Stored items
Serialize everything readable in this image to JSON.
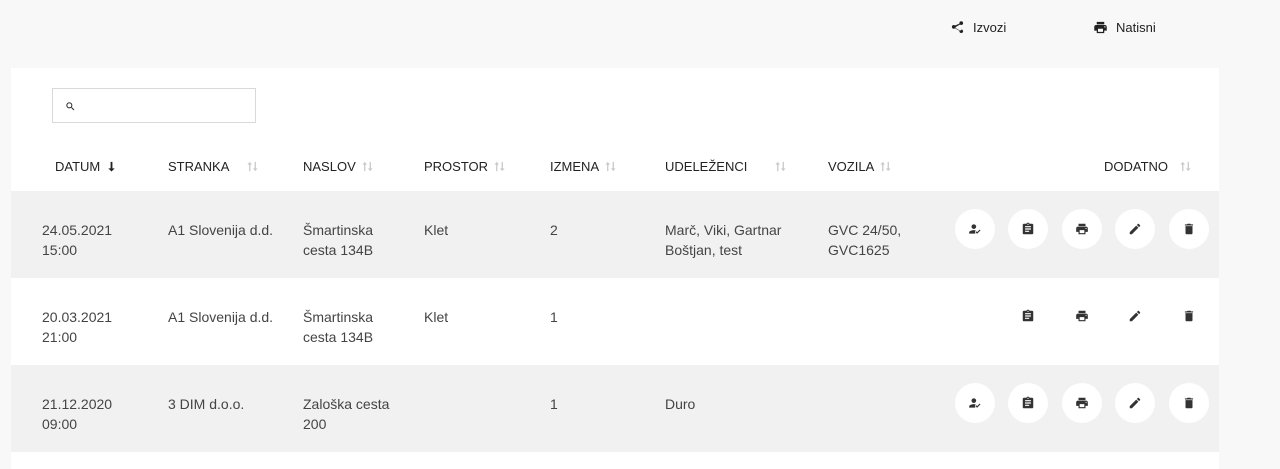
{
  "toolbar": {
    "export_label": "Izvozi",
    "print_label": "Natisni",
    "export_icon": "share-icon",
    "print_icon": "printer-icon"
  },
  "search": {
    "placeholder": "",
    "value": "",
    "icon": "search-icon"
  },
  "table": {
    "columns": [
      {
        "label": "DATUM",
        "sort": "descending"
      },
      {
        "label": "STRANKA",
        "sort": "none"
      },
      {
        "label": "NASLOV",
        "sort": "none"
      },
      {
        "label": "PROSTOR",
        "sort": "none"
      },
      {
        "label": "IZMENA",
        "sort": "none"
      },
      {
        "label": "UDELEŽENCI",
        "sort": "none"
      },
      {
        "label": "VOZILA",
        "sort": "none"
      },
      {
        "label": "DODATNO",
        "sort": "none"
      }
    ],
    "rows": [
      {
        "datum": [
          "24.05.2021",
          "15:00"
        ],
        "stranka": "A1 Slovenija d.d.",
        "naslov": [
          "Šmartinska",
          "cesta 134B"
        ],
        "prostor": "Klet",
        "izmena": "2",
        "udelezenci": [
          "Marč, Viki, Gartnar",
          "Boštjan, test"
        ],
        "vozila": [
          "GVC 24/50,",
          "GVC1625"
        ],
        "actions": [
          "sign-icon",
          "clipboard-icon",
          "printer-icon",
          "pencil-icon",
          "trash-icon"
        ]
      },
      {
        "datum": [
          "20.03.2021",
          "21:00"
        ],
        "stranka": "A1 Slovenija d.d.",
        "naslov": [
          "Šmartinska",
          "cesta 134B"
        ],
        "prostor": "Klet",
        "izmena": "1",
        "udelezenci": [
          "",
          ""
        ],
        "vozila": [
          "",
          ""
        ],
        "actions": [
          "clipboard-icon",
          "printer-icon",
          "pencil-icon",
          "trash-icon"
        ]
      },
      {
        "datum": [
          "21.12.2020",
          "09:00"
        ],
        "stranka": "3 DIM d.o.o.",
        "naslov": [
          "Zaloška cesta",
          "200"
        ],
        "prostor": "",
        "izmena": "1",
        "udelezenci": [
          "Duro",
          ""
        ],
        "vozila": [
          "",
          ""
        ],
        "actions": [
          "sign-icon",
          "clipboard-icon",
          "printer-icon",
          "pencil-icon",
          "trash-icon"
        ]
      }
    ]
  }
}
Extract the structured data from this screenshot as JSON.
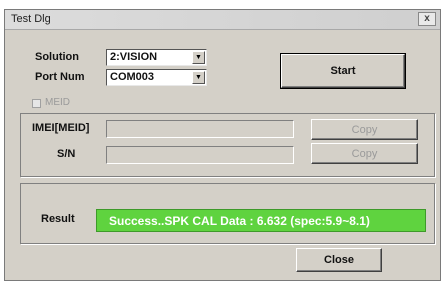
{
  "window": {
    "title": "Test Dlg",
    "close_glyph": "x"
  },
  "solution": {
    "label": "Solution",
    "value": "2:VISION"
  },
  "port": {
    "label": "Port Num",
    "value": "COM003"
  },
  "start_button": {
    "label": "Start"
  },
  "meid_checkbox": {
    "label": "MEID",
    "checked": false
  },
  "imei": {
    "label": "IMEI[MEID]",
    "value": "",
    "copy_label": "Copy"
  },
  "sn": {
    "label": "S/N",
    "value": "",
    "copy_label": "Copy"
  },
  "result": {
    "label": "Result",
    "text": "Success..SPK CAL Data : 6.632 (spec:5.9~8.1)",
    "status_color": "#5fd33f"
  },
  "close_button": {
    "label": "Close"
  },
  "icons": {
    "dropdown": "chevron-down-icon",
    "close": "close-icon"
  }
}
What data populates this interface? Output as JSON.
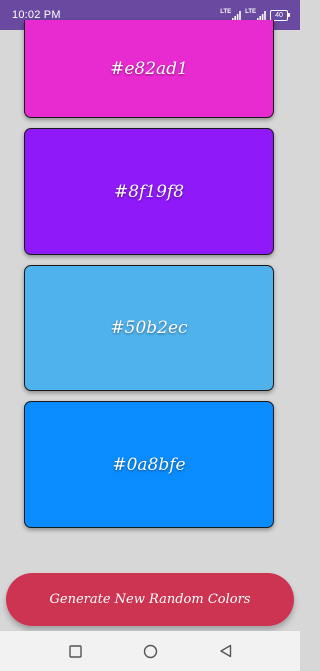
{
  "status_bar": {
    "time": "10:02 PM",
    "network_1": "LTE",
    "network_2": "LTE",
    "battery": "40"
  },
  "swatches": [
    {
      "hex": "#e82ad1",
      "label": "#e82ad1"
    },
    {
      "hex": "#8f19f8",
      "label": "#8f19f8"
    },
    {
      "hex": "#50b2ec",
      "label": "#50b2ec"
    },
    {
      "hex": "#0a8bfe",
      "label": "#0a8bfe"
    }
  ],
  "generate_button": {
    "label": "Generate New Random Colors",
    "color": "#cc3451"
  },
  "nav_bar": {
    "recent_icon": "square-icon",
    "home_icon": "circle-icon",
    "back_icon": "triangle-back-icon"
  },
  "colors": {
    "status_bar": "#6a4aa0",
    "background": "#d7d7d7"
  }
}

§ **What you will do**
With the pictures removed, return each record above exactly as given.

§ **Solved exercise**
Serialize everything readable in this image to JSON.
{
  "toolbar": {
    "export_label": "Izvozi",
    "print_label": "Natisni",
    "export_icon": "share-icon",
    "print_icon": "printer-icon"
  },
  "search": {
    "placeholder": "",
    "value": "",
    "icon": "search-icon"
  },
  "table": {
    "columns": [
      {
        "label": "DATUM",
        "sort": "descending"
      },
      {
        "label": "STRANKA",
        "sort": "none"
      },
      {
        "label": "NASLOV",
        "sort": "none"
      },
      {
        "label": "PROSTOR",
        "sort": "none"
      },
      {
        "label": "IZMENA",
        "sort": "none"
      },
      {
        "label": "UDELEŽENCI",
        "sort": "none"
      },
      {
        "label": "VOZILA",
        "sort": "none"
      },
      {
        "label": "DODATNO",
        "sort": "none"
      }
    ],
    "rows": [
      {
        "datum": [
          "24.05.2021",
          "15:00"
        ],
        "stranka": "A1 Slovenija d.d.",
        "naslov": [
          "Šmartinska",
          "cesta 134B"
        ],
        "prostor": "Klet",
        "izmena": "2",
        "udelezenci": [
          "Marč, Viki, Gartnar",
          "Boštjan, test"
        ],
        "vozila": [
          "GVC 24/50,",
          "GVC1625"
        ],
        "actions": [
          "sign-icon",
          "clipboard-icon",
          "printer-icon",
          "pencil-icon",
          "trash-icon"
        ]
      },
      {
        "datum": [
          "20.03.2021",
          "21:00"
        ],
        "stranka": "A1 Slovenija d.d.",
        "naslov": [
          "Šmartinska",
          "cesta 134B"
        ],
        "prostor": "Klet",
        "izmena": "1",
        "udelezenci": [
          "",
          ""
        ],
        "vozila": [
          "",
          ""
        ],
        "actions": [
          "clipboard-icon",
          "printer-icon",
          "pencil-icon",
          "trash-icon"
        ]
      },
      {
        "datum": [
          "21.12.2020",
          "09:00"
        ],
        "stranka": "3 DIM d.o.o.",
        "naslov": [
          "Zaloška cesta",
          "200"
        ],
        "prostor": "",
        "izmena": "1",
        "udelezenci": [
          "Duro",
          ""
        ],
        "vozila": [
          "",
          ""
        ],
        "actions": [
          "sign-icon",
          "clipboard-icon",
          "printer-icon",
          "pencil-icon",
          "trash-icon"
        ]
      }
    ]
  }
}
Extract the structured data from this screenshot as JSON.
{
  "window": {
    "title": "Test Dlg",
    "close_glyph": "x"
  },
  "solution": {
    "label": "Solution",
    "value": "2:VISION"
  },
  "port": {
    "label": "Port Num",
    "value": "COM003"
  },
  "start_button": {
    "label": "Start"
  },
  "meid_checkbox": {
    "label": "MEID",
    "checked": false
  },
  "imei": {
    "label": "IMEI[MEID]",
    "value": "",
    "copy_label": "Copy"
  },
  "sn": {
    "label": "S/N",
    "value": "",
    "copy_label": "Copy"
  },
  "result": {
    "label": "Result",
    "text": "Success..SPK CAL Data : 6.632 (spec:5.9~8.1)",
    "status_color": "#5fd33f"
  },
  "close_button": {
    "label": "Close"
  },
  "icons": {
    "dropdown": "chevron-down-icon",
    "close": "close-icon"
  }
}
What data populates this interface? Output as JSON.
{
  "status_bar": {
    "time": "10:02 PM",
    "network_1": "LTE",
    "network_2": "LTE",
    "battery": "40"
  },
  "swatches": [
    {
      "hex": "#e82ad1",
      "label": "#e82ad1"
    },
    {
      "hex": "#8f19f8",
      "label": "#8f19f8"
    },
    {
      "hex": "#50b2ec",
      "label": "#50b2ec"
    },
    {
      "hex": "#0a8bfe",
      "label": "#0a8bfe"
    }
  ],
  "generate_button": {
    "label": "Generate New Random Colors",
    "color": "#cc3451"
  },
  "nav_bar": {
    "recent_icon": "square-icon",
    "home_icon": "circle-icon",
    "back_icon": "triangle-back-icon"
  },
  "colors": {
    "status_bar": "#6a4aa0",
    "background": "#d7d7d7"
  }
}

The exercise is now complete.